The US elections are also all over the Israeli news. The expected landslide of Democrats is expected to have significant changes in Israel’s policies. Democratic administrations have usually been much tougher on Israel than Republican ones.

Jimmy Carter, who recently published a book in which categorizes Israel as an apartheid state. Bill Clinton tried his best to broker a peace with the Arabs, but fell short. During his term of even-handedness the Palestinian Authority was supplied with weapons for their police force that were ultimately used against Israel.

Israelis are concerned that should the Republicans lose, and the US withdraws from Iraq, radical Islam will turn Iraq into another Iran, destabilizing the Middle East even more than it is now.

At one of the ceremonies in memory of Yitzchak Rabin his daughter Dalia Rabin Persoff said that if her father were alive he’d solve the problems now plaguing Israel. One wonders how true that is. And if there’s anyone around today of Rabin’s statue, real or imagined, who can take over the Israeli enterprise and steer it on a steady course. The current list of leaders all seem to be interested more in their own aggrandizement than in the greater good of the country and it’s citizens. In the “good old days” which were always better in memory than they were in reality, leaders like Menachem Begin, Yitzchak Rabin, and Yitzchak Shamir were more interested in the greater good than the good of their own positions.

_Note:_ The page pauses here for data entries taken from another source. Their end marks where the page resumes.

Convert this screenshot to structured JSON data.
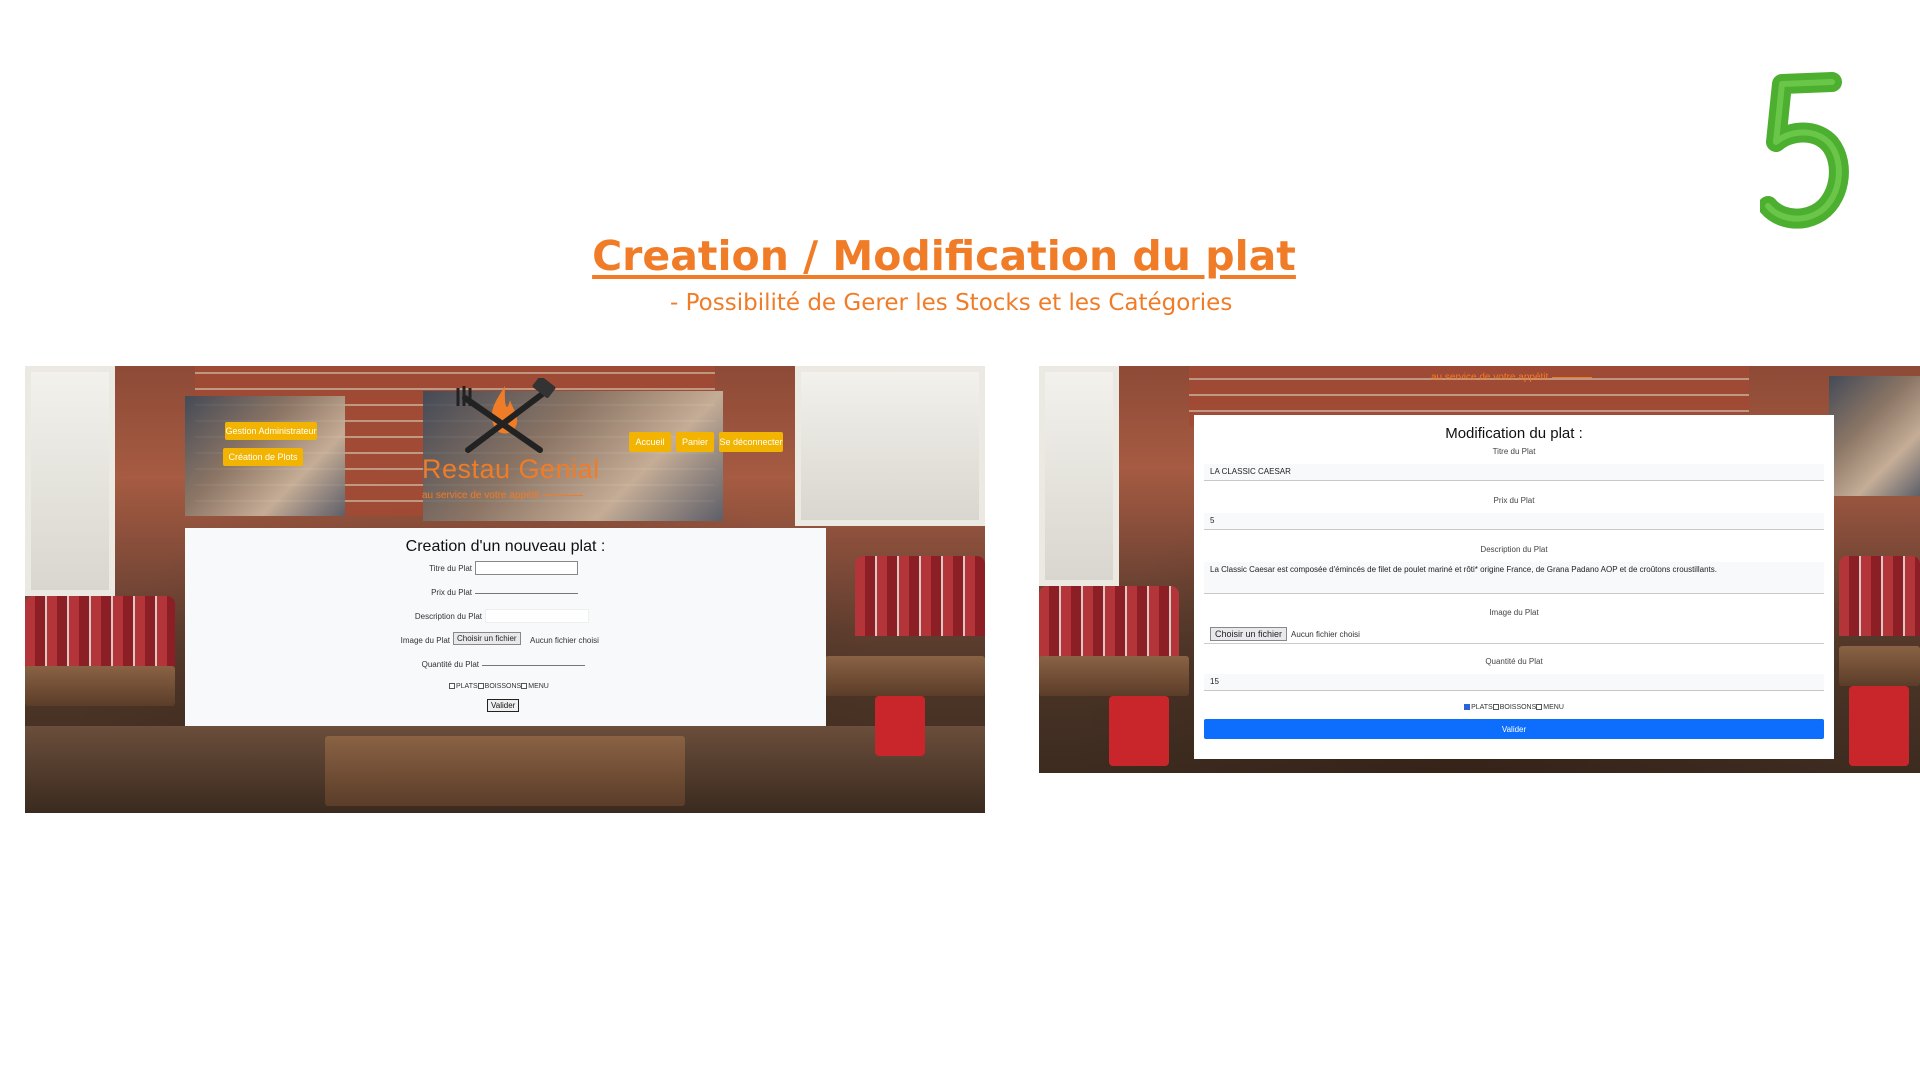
{
  "slide": {
    "number": "5",
    "title": "Creation / Modification du plat",
    "subtitle": "- Possibilité de Gerer les Stocks et les Catégories"
  },
  "left_screen": {
    "admin_buttons": [
      "Gestion Administrateur",
      "Création de Plots"
    ],
    "nav_buttons": [
      "Accueil",
      "Panier",
      "Se déconnecter"
    ],
    "brand": "Restau Genial",
    "tagline": "au service de votre appétit",
    "form": {
      "title": "Creation d'un nouveau plat :",
      "fields": {
        "titre": "Titre du Plat",
        "prix": "Prix du Plat",
        "description": "Description du Plat",
        "image": "Image du Plat",
        "quantite": "Quantité du Plat"
      },
      "file_button": "Choisir un fichier",
      "file_status": "Aucun fichier choisi",
      "categories": [
        "PLATS",
        "BOISSONS",
        "MENU"
      ],
      "submit": "Valider"
    }
  },
  "right_screen": {
    "tagline": "au service de votre appétit",
    "form": {
      "title": "Modification du plat :",
      "labels": {
        "titre": "Titre du Plat",
        "prix": "Prix du Plat",
        "description": "Description du Plat",
        "image": "Image du Plat",
        "quantite": "Quantité du Plat"
      },
      "values": {
        "titre": "LA CLASSIC CAESAR",
        "prix": "5",
        "description": "La Classic Caesar est composée d'émincés de filet de poulet mariné et rôti* origine France, de Grana Padano AOP et de croûtons croustillants.",
        "quantite": "15"
      },
      "file_button": "Choisir un fichier",
      "file_status": "Aucun fichier choisi",
      "categories": [
        "PLATS",
        "BOISSONS",
        "MENU"
      ],
      "checked": [
        "PLATS"
      ],
      "submit": "Valider"
    }
  },
  "colors": {
    "accent": "#f07c27",
    "nav_yellow": "#f2b400",
    "primary_blue": "#0d6efd",
    "slide_number_green": "#4caf2f"
  }
}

Or so it seems in hindsight. Men like them, and women like Golda Meir, are sorely missed in these difficult times.

In an interview recently with a veteran Israeli we were told that Israel’s first Prime Minister David Ben Gurion believed that Israel wouldn’t be a stable and viable entity until the population reached 8 million Jewish citizens. As of now, the veteran Israeli said, there are only 6 million Jewish citizens. “May take another few decades before we reach Ben Gurion’s number. That’s if he was right in his assessment.”

Problem is, there’s no Ben Gurion, or his equal, to step up to the plate. Perhaps one is in the batter’s box waiting for his turn. Only time will tell.